Metopimazine has antidopaminergic, antihistamine, and anticholinergic activity.[7] However, it has also been described as a highly potent and selective dopamine D2 and D3 receptor antagonist.[5] The D2 receptor antagonism of metopimazine is thought to underlie its antiemetic and gastroprokinetic effects.[5] It is said to not readily cross the blood–brain barrier and hence to have peripheral selectivity, in contrast to metoclopramide but similarly to domperidone.[5] Unlike domperidone however, metopimazine shows no hERG inhibition and hence is expected to have a more favorable cardiovascular profile.[5] In contrast to metoclopramide, metopimazine does not interact with serotonin 5-HT3 and 5-HT4 receptors.[5]


Thieme Patent:[8] Revised:[9]
Thieme Patent:[8] Revised:[9]

For the first step, 2-Methylthiophenothiazine [7643-08-5] (1) is protected by sequential reaction with sodium amide and acetic anhydride to give 1-[2-(Methylthio)-10H-phenothiazin-10-yl]ethanone [23503-69-7] (2). Oxidation with peracid proceeds preferentially on the more electron-rich alkyl thioether to give the sulfone. Upon hydrolysis of the acetate this affords 2-(methylsulfonyl)-10h-phenothiazine [23503-68-6] (3). Alkylation with 1-Bromo-3-chloropropane (4) gives 10-(3-chloropropyl)-2-methylsulfonylphenothiazine [40051-30-7] (5). Alkylation with piperidine-4-carboxamide (Isonipecotamide) [39546-32-2] (6) affords metopimazine (7).

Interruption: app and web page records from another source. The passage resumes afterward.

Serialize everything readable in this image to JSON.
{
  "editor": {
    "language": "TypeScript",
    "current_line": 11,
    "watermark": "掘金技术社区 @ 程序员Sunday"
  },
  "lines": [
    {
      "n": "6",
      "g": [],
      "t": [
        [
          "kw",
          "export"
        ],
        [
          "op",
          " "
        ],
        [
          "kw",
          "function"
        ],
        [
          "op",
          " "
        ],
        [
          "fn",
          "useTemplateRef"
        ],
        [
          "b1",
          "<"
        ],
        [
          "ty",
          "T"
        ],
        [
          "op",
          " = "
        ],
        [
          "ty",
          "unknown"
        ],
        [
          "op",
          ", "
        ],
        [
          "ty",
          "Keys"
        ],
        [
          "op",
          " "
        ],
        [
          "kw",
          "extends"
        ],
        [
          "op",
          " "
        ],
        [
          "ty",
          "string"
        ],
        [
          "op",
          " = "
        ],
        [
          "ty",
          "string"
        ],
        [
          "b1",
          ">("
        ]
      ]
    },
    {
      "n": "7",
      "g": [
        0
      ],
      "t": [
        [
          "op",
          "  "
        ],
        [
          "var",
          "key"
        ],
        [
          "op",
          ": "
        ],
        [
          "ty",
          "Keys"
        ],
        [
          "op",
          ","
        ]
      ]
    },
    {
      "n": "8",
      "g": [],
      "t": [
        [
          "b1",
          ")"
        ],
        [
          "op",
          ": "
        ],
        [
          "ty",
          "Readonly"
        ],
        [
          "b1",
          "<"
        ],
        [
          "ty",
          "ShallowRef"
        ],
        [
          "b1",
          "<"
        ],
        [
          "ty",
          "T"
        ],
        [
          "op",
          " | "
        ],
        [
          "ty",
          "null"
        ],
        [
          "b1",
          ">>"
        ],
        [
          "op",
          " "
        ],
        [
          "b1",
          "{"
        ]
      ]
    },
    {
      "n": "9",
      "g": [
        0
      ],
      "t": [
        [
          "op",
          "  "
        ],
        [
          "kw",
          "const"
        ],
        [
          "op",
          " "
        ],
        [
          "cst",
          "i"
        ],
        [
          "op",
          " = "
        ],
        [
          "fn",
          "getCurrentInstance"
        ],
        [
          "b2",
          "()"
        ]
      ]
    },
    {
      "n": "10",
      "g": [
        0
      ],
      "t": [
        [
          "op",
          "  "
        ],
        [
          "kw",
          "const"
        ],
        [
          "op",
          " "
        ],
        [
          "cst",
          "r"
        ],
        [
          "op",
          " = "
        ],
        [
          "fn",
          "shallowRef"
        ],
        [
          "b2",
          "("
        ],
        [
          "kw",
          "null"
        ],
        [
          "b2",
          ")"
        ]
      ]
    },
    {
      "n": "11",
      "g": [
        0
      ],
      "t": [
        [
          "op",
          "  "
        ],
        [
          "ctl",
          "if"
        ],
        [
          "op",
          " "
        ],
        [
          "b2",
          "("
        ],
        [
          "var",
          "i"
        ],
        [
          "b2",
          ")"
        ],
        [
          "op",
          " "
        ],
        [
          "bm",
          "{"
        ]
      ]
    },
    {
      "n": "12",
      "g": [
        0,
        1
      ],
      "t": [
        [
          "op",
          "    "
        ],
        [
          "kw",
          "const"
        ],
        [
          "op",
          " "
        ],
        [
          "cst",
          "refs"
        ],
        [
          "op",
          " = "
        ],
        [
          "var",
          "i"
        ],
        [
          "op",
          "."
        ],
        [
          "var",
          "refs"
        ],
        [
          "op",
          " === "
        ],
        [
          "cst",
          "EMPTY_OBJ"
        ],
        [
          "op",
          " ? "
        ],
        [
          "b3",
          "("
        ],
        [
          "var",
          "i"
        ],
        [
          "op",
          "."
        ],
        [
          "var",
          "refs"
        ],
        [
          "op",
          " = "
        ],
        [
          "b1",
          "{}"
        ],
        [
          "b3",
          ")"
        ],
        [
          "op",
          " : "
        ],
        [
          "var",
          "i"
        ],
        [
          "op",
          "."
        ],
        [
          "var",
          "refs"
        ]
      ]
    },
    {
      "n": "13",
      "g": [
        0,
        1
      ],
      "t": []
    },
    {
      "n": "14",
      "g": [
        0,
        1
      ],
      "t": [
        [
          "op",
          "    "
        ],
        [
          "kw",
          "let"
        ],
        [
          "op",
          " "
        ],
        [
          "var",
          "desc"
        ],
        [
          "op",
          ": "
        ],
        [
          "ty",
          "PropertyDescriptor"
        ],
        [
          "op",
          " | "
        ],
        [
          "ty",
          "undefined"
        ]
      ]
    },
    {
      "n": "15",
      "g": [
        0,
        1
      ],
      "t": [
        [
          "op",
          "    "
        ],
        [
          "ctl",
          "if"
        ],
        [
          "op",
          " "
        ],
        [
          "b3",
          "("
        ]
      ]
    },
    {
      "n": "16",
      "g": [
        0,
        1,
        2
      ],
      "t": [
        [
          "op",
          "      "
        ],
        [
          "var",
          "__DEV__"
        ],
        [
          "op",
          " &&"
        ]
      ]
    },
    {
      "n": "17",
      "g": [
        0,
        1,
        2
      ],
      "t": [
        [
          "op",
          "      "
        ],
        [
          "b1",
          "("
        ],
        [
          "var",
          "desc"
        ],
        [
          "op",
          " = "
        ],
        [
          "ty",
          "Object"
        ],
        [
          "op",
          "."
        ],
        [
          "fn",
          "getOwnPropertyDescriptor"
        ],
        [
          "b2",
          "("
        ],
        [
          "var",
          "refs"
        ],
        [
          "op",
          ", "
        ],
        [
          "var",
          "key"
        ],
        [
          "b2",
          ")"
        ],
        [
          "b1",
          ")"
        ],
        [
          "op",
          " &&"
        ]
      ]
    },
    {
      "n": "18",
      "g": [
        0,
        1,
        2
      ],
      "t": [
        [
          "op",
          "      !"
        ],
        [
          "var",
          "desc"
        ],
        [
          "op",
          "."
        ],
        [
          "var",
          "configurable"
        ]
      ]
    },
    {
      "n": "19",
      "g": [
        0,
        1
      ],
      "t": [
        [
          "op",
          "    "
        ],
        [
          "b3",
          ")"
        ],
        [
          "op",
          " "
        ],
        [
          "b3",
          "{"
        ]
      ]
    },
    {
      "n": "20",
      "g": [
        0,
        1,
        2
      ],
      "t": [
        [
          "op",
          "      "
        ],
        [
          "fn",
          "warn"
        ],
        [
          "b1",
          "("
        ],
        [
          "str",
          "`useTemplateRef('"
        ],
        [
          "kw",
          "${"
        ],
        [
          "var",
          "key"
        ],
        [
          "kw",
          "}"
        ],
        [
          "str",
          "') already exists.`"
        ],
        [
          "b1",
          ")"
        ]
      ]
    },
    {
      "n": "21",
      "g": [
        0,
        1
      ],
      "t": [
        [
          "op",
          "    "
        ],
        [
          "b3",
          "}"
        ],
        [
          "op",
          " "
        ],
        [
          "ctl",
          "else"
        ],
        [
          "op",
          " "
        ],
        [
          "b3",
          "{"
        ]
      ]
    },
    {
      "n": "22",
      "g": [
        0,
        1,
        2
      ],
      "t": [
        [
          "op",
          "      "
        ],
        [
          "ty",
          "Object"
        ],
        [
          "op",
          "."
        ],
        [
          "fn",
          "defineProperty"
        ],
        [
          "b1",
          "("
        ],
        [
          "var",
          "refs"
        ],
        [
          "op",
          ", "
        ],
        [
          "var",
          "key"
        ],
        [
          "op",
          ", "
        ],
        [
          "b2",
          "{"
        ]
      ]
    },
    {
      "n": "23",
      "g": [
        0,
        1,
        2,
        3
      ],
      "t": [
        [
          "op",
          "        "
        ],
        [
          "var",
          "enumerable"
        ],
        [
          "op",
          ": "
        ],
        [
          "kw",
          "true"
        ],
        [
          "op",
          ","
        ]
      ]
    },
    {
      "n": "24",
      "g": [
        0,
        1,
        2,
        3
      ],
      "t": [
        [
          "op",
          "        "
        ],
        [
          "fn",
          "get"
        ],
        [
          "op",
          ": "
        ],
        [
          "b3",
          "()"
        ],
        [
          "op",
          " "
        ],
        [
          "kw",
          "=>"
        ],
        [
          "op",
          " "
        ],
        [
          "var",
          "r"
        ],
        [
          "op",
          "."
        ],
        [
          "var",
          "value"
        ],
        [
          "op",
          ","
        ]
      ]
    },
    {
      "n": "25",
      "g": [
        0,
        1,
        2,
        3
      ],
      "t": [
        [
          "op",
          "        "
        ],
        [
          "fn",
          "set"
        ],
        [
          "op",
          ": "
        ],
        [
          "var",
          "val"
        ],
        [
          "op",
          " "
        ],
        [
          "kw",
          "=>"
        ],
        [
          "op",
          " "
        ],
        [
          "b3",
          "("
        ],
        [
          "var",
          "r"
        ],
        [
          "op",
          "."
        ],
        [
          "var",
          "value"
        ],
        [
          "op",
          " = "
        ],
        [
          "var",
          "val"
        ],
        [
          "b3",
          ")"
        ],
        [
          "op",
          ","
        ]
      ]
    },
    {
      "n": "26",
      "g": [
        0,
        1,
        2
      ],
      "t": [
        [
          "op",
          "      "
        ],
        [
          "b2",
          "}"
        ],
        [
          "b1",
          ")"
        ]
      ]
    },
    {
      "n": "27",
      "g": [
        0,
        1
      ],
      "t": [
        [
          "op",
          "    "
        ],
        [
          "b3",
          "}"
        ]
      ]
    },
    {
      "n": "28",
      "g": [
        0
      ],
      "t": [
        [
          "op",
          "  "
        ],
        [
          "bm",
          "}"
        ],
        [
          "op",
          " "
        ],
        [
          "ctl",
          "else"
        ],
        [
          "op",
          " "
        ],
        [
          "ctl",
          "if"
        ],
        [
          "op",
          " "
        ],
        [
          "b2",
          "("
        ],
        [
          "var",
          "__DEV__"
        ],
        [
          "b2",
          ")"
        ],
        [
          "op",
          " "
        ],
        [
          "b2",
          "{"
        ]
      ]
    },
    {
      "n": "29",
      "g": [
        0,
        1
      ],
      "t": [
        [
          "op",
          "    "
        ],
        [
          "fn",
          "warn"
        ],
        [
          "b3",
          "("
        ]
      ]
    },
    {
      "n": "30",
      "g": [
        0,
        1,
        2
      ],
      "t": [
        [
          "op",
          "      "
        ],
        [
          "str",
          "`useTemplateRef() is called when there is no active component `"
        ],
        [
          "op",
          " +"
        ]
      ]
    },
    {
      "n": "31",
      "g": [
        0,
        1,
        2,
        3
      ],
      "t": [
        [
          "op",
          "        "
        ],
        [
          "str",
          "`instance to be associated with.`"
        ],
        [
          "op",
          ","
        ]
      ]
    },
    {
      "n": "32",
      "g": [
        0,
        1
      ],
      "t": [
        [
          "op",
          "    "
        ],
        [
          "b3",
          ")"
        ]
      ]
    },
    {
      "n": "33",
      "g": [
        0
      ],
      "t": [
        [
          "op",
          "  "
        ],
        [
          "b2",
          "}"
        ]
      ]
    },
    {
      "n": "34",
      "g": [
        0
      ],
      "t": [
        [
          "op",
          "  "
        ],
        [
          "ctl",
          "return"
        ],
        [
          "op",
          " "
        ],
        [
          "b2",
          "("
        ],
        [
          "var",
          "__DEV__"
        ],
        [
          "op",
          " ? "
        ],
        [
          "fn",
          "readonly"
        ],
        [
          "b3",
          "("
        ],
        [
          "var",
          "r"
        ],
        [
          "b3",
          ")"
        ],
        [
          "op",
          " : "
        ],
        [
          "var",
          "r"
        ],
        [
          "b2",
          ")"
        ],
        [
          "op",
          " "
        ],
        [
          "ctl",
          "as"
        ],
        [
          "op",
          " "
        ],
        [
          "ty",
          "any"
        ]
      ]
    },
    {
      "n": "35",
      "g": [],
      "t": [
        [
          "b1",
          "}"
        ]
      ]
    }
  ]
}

  1. ^ J. Elks, ed. (14 November 2014). The Dictionary of Drugs: Chemical Data: Chemical Data, Structures and Bibliographies. Springer. pp. 817–. ISBN 978-1-4757-2085-3. OCLC 1058412474.
  2. ^ a b Swiss Pharmaceutical Society (2000). Swiss Pharmaceutical Society (ed.). Index Nominum 2000: International Drug Directory. Taylor & Francis. pp. 683–. ISBN 978-3-88763-075-1.
  3. ^ I.K. Morton; Judith M. Hall (6 December 2012). Concise Dictionary of Pharmacological Agents: Properties and Synonyms. Springer Science & Business Media. pp. 180–. ISBN 9789401144391. OCLC 1243535030.
  4. ^ Herrstedt J (September 1998). "Chemotherapy-induced nausea and vomiting with special emphasis on metopimazine". Danish Medical Bulletin. 45 (4): 412–22. PMID 9777292.
  5. ^ a b c d e f g h Heckroth M, Luckett RT, Moser C, Parajuli D, Abell TL (April 2021). "Nausea and Vomiting in 2021: A Comprehensive Update". J Clin Gastroenterol. 55 (4): 279–299. doi:10.1097/MCG.0000000000001485. PMC 7933092. PMID 33471485.
  6. ^ a b "Metopimazine - Neurogastrx - AdisInsight".
  7. ^ Bezin J, Noize P, Mansiaux Y, Jarne A, Pariente A (March 2021). "Antidopaminergic antiemetics and trauma-related hospitalization: A population-based self-controlled case series study". Br J Clin Pharmacol. 87 (3): 1303–1309. doi:10.1111/bcp.14510. ISSN 0306-5251. PMID 32737898. S2CID 220909387.
  8. ^ Robert Michel Jacob, Jacques Georges Robert, DE 1092476  (1960 to Rhone Poulenc Sa).
  9. ^ Karicherla, Venumanikanta; Phani, Kumar; Bodireddy, Mohan Reddy; Prashanth, Kumar Babu; Gajula, Madhusudana Rao; Pramod, Kumar (2017). "A Simple and Commercially Viable Process for Improved Yields of Metopimazine, a Dopamine D2-Receptor Antagonist". Organic Process Research & Development. 21 (5): 720–731. doi:10.1021/acs.oprd.7b00052.